Throughout the show, Refosco added his own polyrhythmic textures to RHCP songs new and old. He locked in perfectly with drummer Chad Smith, adding layers of African and South American rhythms to Smith’s rock solid drumming, and making the show’s climaxes just that much more epic.
The band jumped around its recent catalog, playing “Look Around” from I’m With You, “Throw Away Your Television” from 2002’s By the Way, “Charlie” from 2006’s Stadium Arcadium, “Rain Dance Maggie” from I’m With You and hyper-funk song “Right on Time” from 1999’s Californication.
The band didn’t touch 1995’s One Hot Minute, which featured funk anthem “Aeroplane” among others. That album, the only in the RHCP catalog to feature Jane’s Addiction guitarist Dave Navarro, was made during Frsuciante’s first departure form the band. That time seems to be quietly regarded as the lost years for the Peppers, who fired Navarro after five years with him.

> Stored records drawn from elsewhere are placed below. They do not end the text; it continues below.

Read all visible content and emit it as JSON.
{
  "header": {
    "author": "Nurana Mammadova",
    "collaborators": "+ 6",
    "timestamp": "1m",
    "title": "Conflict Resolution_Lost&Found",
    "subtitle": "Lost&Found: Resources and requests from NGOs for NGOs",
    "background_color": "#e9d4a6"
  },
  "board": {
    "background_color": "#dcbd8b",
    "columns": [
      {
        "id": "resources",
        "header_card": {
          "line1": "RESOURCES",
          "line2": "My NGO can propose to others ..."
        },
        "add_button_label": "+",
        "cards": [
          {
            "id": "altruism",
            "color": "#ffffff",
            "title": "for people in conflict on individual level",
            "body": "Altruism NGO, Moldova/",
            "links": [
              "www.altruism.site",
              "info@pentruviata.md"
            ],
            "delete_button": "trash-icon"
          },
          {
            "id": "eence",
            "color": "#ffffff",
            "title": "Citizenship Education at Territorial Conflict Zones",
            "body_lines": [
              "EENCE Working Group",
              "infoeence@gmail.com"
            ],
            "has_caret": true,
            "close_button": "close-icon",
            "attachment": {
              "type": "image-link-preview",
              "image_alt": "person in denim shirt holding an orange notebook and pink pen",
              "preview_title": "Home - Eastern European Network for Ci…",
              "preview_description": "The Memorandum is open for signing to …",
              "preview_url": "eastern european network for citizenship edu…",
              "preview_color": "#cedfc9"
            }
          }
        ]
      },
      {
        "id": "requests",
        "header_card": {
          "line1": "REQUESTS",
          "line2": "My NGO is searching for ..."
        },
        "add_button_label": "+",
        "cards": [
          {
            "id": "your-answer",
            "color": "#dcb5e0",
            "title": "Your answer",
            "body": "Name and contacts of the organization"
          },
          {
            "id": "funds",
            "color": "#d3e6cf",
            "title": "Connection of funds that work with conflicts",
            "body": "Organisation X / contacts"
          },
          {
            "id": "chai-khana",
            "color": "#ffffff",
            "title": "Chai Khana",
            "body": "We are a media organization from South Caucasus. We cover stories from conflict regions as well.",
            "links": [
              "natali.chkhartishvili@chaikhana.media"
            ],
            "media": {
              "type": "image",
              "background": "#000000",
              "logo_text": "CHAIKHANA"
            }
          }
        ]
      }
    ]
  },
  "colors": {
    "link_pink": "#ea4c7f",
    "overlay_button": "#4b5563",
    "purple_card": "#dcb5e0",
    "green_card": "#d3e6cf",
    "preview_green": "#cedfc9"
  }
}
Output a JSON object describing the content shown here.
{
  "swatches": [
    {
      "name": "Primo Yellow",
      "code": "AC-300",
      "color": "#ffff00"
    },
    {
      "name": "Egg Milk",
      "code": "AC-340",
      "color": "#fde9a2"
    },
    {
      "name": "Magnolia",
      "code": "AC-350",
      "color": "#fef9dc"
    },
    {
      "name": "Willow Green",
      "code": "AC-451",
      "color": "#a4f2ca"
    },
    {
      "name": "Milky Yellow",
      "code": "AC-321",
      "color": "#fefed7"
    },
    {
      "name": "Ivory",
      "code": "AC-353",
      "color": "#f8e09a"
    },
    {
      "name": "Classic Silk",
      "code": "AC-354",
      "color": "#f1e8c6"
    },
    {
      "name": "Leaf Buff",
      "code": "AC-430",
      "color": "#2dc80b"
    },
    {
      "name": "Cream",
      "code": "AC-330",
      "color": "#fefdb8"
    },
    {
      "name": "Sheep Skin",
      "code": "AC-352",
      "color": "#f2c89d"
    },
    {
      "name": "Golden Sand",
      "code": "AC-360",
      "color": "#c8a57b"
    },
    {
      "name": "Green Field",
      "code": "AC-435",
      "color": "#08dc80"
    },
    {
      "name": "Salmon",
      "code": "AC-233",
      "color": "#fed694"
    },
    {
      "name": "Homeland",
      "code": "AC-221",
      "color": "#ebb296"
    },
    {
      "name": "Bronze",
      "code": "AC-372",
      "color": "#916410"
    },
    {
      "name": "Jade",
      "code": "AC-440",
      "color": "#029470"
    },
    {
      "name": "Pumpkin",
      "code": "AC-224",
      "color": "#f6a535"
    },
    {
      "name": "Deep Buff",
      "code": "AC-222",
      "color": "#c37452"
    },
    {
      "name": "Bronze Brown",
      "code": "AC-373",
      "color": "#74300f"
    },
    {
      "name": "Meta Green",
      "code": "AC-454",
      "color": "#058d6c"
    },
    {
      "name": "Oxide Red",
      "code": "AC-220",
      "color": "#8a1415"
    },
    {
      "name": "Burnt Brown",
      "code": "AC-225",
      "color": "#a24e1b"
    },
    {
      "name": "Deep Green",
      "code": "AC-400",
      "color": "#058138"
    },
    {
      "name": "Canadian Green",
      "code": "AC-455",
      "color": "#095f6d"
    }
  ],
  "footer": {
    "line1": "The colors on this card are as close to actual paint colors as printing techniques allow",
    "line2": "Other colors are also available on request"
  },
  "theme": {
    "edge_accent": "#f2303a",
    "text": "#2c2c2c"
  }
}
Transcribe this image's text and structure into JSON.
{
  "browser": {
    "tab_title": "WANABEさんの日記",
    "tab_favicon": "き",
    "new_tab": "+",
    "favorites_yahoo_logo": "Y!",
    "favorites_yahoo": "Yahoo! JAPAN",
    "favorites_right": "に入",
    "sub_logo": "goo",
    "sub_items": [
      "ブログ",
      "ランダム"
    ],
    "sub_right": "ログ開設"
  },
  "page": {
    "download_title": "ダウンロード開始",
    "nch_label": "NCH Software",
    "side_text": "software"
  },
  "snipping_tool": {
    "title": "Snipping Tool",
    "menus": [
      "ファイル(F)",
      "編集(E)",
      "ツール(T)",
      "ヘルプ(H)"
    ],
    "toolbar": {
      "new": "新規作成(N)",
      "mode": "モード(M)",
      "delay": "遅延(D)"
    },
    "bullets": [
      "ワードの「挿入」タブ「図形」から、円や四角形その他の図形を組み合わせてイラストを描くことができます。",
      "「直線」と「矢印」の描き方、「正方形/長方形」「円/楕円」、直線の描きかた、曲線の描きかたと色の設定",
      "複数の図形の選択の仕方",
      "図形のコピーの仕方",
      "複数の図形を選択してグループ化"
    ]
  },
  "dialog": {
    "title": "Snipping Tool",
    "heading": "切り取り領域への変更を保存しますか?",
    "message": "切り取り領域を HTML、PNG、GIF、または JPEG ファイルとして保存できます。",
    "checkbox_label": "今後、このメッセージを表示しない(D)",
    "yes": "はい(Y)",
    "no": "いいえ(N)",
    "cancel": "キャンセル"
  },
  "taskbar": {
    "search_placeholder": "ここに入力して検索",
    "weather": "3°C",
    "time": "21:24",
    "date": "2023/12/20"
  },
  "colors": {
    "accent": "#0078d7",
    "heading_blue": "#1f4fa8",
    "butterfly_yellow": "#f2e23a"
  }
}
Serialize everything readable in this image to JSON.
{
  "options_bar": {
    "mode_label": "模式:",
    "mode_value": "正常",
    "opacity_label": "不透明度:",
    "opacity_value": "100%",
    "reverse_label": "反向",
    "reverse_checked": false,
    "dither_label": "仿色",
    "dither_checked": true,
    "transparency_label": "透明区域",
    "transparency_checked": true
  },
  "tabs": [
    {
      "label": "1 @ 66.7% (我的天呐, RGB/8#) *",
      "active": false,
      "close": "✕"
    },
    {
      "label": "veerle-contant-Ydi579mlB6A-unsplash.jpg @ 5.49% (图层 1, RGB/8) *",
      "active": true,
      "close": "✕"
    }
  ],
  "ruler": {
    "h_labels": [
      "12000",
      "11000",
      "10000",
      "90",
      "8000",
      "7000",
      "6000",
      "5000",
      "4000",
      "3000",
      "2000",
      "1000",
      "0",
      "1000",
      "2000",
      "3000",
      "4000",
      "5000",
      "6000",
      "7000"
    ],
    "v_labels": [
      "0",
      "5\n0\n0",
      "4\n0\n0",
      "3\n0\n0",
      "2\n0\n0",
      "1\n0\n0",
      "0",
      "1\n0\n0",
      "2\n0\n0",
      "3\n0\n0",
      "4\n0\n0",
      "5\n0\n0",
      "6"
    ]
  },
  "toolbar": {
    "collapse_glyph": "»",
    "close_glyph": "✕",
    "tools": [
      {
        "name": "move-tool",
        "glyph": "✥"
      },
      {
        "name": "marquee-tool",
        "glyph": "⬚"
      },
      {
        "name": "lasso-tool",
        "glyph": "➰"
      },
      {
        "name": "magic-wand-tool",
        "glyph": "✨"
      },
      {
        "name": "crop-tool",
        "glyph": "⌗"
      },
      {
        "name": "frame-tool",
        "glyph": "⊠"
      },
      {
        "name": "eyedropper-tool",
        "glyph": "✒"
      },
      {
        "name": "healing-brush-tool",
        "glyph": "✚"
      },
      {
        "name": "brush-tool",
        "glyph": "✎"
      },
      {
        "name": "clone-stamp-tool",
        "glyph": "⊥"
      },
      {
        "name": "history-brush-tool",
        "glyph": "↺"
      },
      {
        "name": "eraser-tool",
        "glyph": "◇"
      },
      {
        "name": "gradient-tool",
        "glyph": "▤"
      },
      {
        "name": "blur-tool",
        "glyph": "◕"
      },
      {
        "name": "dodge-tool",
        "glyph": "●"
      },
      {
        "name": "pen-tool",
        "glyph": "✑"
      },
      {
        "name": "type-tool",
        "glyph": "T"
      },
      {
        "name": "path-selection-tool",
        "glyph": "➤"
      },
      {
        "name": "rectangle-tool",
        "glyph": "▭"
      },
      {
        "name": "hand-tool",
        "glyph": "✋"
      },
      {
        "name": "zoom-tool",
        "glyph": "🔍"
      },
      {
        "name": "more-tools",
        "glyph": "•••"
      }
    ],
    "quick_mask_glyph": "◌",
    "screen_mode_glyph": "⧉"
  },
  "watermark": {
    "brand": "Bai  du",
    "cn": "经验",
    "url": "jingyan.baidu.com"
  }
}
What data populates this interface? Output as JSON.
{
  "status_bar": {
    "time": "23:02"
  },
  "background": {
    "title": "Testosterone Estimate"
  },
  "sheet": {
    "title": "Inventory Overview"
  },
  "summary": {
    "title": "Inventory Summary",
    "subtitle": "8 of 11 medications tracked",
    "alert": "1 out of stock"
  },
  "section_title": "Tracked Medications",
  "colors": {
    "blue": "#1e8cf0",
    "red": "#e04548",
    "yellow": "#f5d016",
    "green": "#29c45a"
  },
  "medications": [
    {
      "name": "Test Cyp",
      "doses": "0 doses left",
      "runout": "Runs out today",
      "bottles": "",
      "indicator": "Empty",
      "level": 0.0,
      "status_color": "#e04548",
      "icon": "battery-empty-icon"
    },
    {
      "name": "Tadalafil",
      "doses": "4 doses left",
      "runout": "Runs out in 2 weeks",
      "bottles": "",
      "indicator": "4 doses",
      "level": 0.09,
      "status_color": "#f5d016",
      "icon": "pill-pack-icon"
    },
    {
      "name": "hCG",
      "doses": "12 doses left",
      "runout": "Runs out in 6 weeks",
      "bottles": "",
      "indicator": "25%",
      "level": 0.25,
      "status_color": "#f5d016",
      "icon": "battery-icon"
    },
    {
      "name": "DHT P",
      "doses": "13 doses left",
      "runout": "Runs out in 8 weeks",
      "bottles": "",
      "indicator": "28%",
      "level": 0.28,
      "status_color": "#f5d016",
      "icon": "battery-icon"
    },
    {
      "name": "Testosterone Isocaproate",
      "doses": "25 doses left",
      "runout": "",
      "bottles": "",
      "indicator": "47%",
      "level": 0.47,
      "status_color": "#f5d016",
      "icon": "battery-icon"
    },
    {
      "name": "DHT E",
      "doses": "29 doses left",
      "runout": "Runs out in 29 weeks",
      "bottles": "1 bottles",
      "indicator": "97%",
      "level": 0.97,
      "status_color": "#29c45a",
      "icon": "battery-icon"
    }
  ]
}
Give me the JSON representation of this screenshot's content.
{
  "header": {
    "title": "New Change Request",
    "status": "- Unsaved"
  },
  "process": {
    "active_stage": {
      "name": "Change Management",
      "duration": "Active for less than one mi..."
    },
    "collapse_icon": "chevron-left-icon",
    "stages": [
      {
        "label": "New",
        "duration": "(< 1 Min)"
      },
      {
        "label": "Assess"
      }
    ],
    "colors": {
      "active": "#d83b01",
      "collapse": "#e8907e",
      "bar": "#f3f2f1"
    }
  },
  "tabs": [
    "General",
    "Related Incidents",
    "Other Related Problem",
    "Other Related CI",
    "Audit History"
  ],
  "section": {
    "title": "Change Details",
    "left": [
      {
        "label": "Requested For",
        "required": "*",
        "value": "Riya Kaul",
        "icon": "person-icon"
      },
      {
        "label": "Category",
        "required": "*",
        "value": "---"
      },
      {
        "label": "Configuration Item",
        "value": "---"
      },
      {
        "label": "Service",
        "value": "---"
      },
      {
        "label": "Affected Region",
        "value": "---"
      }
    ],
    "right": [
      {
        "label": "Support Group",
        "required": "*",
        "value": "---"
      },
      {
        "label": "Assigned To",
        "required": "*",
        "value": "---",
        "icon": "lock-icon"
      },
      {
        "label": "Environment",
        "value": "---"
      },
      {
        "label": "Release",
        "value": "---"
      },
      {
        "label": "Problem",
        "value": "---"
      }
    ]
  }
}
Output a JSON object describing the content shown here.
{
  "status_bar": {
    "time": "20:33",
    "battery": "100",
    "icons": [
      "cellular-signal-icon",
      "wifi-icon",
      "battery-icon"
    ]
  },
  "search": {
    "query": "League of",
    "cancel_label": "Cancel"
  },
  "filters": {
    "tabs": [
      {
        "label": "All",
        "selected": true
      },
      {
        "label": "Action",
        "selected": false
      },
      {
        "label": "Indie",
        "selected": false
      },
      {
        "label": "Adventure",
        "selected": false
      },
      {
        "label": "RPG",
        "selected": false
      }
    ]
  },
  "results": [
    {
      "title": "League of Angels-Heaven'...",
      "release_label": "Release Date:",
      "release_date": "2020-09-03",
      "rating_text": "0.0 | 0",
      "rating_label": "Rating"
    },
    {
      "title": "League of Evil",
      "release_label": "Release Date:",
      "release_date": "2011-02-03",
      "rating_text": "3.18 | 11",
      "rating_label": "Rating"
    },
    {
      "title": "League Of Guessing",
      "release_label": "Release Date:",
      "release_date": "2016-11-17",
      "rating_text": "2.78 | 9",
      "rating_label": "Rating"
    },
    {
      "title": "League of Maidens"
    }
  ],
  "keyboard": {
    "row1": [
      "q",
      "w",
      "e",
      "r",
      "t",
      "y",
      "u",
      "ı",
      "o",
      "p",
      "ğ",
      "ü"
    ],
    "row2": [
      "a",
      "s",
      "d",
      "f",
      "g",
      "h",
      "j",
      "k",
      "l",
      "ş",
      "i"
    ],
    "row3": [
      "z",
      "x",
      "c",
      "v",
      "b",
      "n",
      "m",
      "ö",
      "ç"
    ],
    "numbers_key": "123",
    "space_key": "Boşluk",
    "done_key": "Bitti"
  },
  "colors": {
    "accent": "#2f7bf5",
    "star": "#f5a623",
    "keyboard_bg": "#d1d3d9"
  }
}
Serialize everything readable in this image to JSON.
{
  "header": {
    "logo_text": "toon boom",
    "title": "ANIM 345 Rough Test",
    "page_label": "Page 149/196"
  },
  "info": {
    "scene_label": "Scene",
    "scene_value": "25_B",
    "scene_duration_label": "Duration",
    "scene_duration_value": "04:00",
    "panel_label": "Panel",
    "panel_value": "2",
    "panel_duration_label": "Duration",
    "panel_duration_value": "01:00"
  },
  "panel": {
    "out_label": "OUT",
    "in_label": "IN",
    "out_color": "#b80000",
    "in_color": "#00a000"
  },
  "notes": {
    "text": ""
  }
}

Klinghoffer proved himself a worthy protégé of John Frusciante as RHCP broke out “If You Have to Ask,” a P-Funk inspired rap-heavy funk song from 1991’s Blood Sugar Sex Magik. The song segued into a jam that ended on a high-speed Hendrix riff, essentially bringing the Chili Peppers guitarist lineup full circle.
Not only is Hendrix an obvious influence on Frusciante and Klinghoffer’s playing, but the echoes of Jimi’s psychedelic blues chops can be heard in original RHCP guitarist Hillel Slovak. He influenced Frusciante, a huge fan of the Peppers prior to joining the band, who in turn collaborated with and clearly left a musical mark on Klinghoffer.
“Factory of Faith” was followed by a beautiful Bonnaroo moment when it seemed as if they entire crowd was singing “Under the Bridge” with Anthony Kiedis. To bring the energy back up, the band played its rocked out cover of Stevie Wonder’s “Higher Ground,” which the band recorded on 1989’s Mother’s Milk. The set ended with two spacey jams that turned into fan favorites “Californication” and “By the Way.”
The encore started with Refosco, who would soon be trading off with Smith. After some serious percussion jamming, Klinghoffer joined in. Before picking up his bass, Flea came out on stage walking gracefully on his hands for a good part of the jam. The band busted into another seldom-performed classic from Blood Sugar Sex Magik, the hard rocking “Suck My Kiss.” After playing new song “Ethiopia,” the band closed with an animated performance of “Give it Away.”
The band turned the end of the song into yet another epic improvisational section. And when it seemed like it was over, Flea kept playing his bass, giving the band one more chance to morph soft, melodic sounds into hard rocking riffs.
There’s something to be said about taking a band that’s used to playing arenas and outdoor pavilions in America and dropping them on Bonnaroo, one of the country’s premier music festivals. The Red Hot Chili Peppers did not take this opportunity and responsibility lightly, digging into their catalog, pulling out all their musical tricks and playing a show that should definitely go down in RHCP history as one of the most ambitious, tight, high-energy shows the band has played.
Although the band lost an otherworldly presence when John Frusciante left the band, the Red Hot Chili Peppers are clearly moving forward full force.
Monarchy of Roses
Throw Away Your Television
Rain Dance Maggie
Right on Time
If You Have to Ask
Factory of Faith
Under the Bridge
By the Way
Suck My Kiss
Give it Away